Last year Flexigraze started grazing a small strip of grassland along a redundant aqueduct. The replacement of a regular mowing regime with the use of sheep had an immediate benefit in that the flowering plants thrived, allowed to seed rather than being mowed off in their prime. The pattern of grazing was a little experimental in that we wanted to see whether we could keep the sheep on all year on small sections of the site without damaging the flowers in too much of the area. Certainly the late grazing last year, with removal of sheep in June, allowed for a late flush of flowers and thus a valuable nectar source for bees late in the season.
This year we were back to survey the site properly and to assess the differences between grazed areas. Another survey later in the season and a repeat over the next few years will be needed as it’s early to draw conclusions. Anecdotally the area grazed late last year, while very diverse in the plants present seemed to have benefitted the grasses a little over the flowering plants. The middle section, grazed traditionally with sheep removed in March or April and back on for the autumn, seems to be the best for wildflowers.
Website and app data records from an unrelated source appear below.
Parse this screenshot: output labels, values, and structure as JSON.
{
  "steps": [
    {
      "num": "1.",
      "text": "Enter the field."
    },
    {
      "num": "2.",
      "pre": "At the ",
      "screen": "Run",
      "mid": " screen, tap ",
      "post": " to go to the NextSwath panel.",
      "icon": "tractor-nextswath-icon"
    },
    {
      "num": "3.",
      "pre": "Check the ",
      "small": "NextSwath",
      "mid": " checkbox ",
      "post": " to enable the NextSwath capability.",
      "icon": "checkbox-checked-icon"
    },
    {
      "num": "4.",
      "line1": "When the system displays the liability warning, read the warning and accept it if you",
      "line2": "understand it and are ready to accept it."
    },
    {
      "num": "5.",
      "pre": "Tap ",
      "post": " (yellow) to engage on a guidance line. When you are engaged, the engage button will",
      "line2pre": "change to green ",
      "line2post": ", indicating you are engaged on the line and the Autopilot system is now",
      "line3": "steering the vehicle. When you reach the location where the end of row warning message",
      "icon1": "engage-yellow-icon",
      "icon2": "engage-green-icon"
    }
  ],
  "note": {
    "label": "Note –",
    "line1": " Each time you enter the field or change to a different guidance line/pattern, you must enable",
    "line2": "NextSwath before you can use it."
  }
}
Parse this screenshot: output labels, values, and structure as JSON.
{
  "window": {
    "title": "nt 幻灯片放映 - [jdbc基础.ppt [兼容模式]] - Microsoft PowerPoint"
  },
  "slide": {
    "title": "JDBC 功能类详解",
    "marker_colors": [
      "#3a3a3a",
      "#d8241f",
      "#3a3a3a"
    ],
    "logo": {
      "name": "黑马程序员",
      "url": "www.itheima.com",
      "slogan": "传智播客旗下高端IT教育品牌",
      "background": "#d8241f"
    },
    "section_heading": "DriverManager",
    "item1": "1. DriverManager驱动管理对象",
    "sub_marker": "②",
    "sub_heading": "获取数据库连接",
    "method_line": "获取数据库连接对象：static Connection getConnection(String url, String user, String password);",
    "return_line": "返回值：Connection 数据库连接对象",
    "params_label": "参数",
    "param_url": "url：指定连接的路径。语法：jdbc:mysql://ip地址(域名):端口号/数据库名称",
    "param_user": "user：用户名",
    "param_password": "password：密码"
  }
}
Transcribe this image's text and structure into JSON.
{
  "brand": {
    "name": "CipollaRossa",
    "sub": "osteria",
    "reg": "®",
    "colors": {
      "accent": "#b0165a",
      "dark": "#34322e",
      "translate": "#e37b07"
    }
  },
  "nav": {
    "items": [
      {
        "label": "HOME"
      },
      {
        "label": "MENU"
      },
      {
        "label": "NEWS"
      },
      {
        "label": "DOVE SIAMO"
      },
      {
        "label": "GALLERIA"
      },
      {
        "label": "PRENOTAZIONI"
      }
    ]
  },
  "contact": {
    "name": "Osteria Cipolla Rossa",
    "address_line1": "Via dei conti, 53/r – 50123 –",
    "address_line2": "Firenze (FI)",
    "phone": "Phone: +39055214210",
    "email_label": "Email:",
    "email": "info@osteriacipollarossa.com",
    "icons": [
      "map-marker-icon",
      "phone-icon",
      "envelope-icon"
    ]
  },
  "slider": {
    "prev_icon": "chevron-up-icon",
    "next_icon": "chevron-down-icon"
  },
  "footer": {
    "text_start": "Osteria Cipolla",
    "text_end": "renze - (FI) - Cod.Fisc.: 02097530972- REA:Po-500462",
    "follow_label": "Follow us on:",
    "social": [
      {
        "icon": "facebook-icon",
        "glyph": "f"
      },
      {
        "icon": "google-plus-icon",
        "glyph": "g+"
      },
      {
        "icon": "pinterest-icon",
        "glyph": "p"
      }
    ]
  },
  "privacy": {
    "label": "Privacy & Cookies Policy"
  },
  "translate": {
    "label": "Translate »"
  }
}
The wildflowers were possibly the most striking feature, and what we had gone to survey. In particular the common spotted orchids (the one pictured may have a hint of hybridisation with a northern marsh) were just coming out into flower along the site. There were a few butterflies and damselflies to be seen too, including common blue butterfly (which seems to have emerged in numbers over the past week) and my first sighting for 2011 of an azure damselfly.